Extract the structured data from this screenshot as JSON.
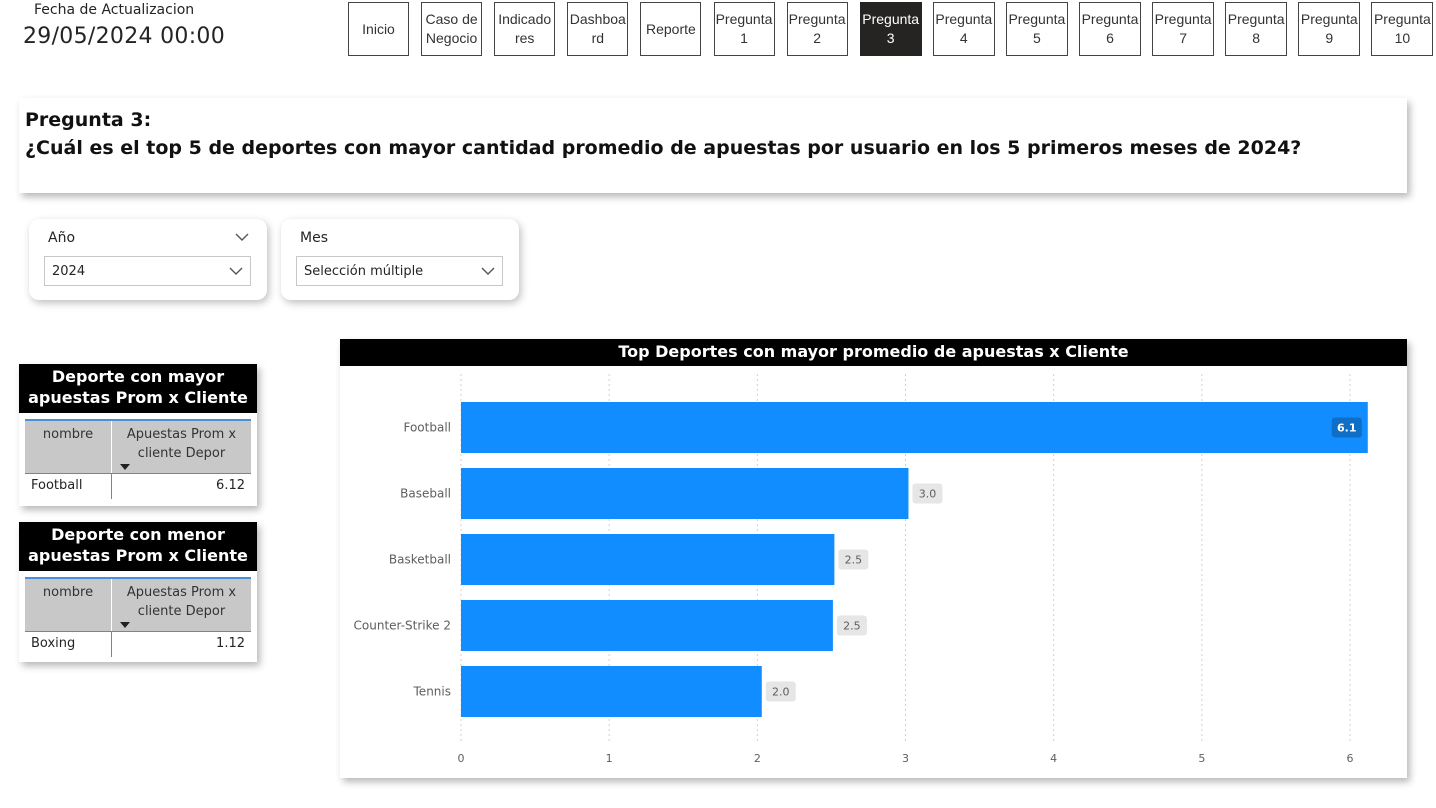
{
  "header": {
    "update_label": "Fecha de Actualizacion",
    "update_value": "29/05/2024 00:00"
  },
  "nav": [
    {
      "label": "Inicio",
      "active": false
    },
    {
      "label": "Caso de\nNegocio",
      "active": false
    },
    {
      "label": "Indicado\nres",
      "active": false
    },
    {
      "label": "Dashboa\nrd",
      "active": false
    },
    {
      "label": "Reporte",
      "active": false
    },
    {
      "label": "Pregunta\n1",
      "active": false
    },
    {
      "label": "Pregunta\n2",
      "active": false
    },
    {
      "label": "Pregunta\n3",
      "active": true
    },
    {
      "label": "Pregunta\n4",
      "active": false
    },
    {
      "label": "Pregunta\n5",
      "active": false
    },
    {
      "label": "Pregunta\n6",
      "active": false
    },
    {
      "label": "Pregunta\n7",
      "active": false
    },
    {
      "label": "Pregunta\n8",
      "active": false
    },
    {
      "label": "Pregunta\n9",
      "active": false
    },
    {
      "label": "Pregunta\n10",
      "active": false
    }
  ],
  "question": {
    "title": "Pregunta 3:",
    "text": "¿Cuál es el top 5 de deportes con mayor cantidad promedio de apuestas por usuario en los 5 primeros meses de 2024?"
  },
  "slicers": {
    "year": {
      "title": "Año",
      "value": "2024"
    },
    "month": {
      "title": "Mes",
      "value": "Selección múltiple"
    }
  },
  "table_max": {
    "title": "Deporte con mayor apuestas Prom x Cliente",
    "col1": "nombre",
    "col2": "Apuestas Prom x cliente Depor",
    "row": {
      "nombre": "Football",
      "value": "6.12"
    }
  },
  "table_min": {
    "title": "Deporte con menor apuestas Prom x Cliente",
    "col1": "nombre",
    "col2": "Apuestas Prom x cliente Depor",
    "row": {
      "nombre": "Boxing",
      "value": "1.12"
    }
  },
  "colors": {
    "bar": "#118DFF",
    "label_bg": "#E6E6E6",
    "inside_label_bg": "#0F6EC6"
  },
  "chart_data": {
    "type": "bar",
    "orientation": "horizontal",
    "title": "Top Deportes con mayor promedio de apuestas x Cliente",
    "categories": [
      "Football",
      "Baseball",
      "Basketball",
      "Counter-Strike 2",
      "Tennis"
    ],
    "values": [
      6.12,
      3.02,
      2.52,
      2.51,
      2.03
    ],
    "data_labels": [
      "6.1",
      "3.0",
      "2.5",
      "2.5",
      "2.0"
    ],
    "xlim": [
      0,
      6.12
    ],
    "xticks": [
      0,
      1,
      2,
      3,
      4,
      5,
      6
    ],
    "grid": true
  }
}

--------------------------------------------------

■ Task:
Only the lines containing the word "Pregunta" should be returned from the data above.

■ Result for this task:
      "label": "Pregunta\n1",
      "label": "Pregunta\n2",
      "label": "Pregunta\n3",
      "label": "Pregunta\n4",
      "label": "Pregunta\n5",
      "label": "Pregunta\n6",
      "label": "Pregunta\n7",
      "label": "Pregunta\n8",
      "label": "Pregunta\n9",
      "label": "Pregunta\n10",
    "title": "Pregunta 3:",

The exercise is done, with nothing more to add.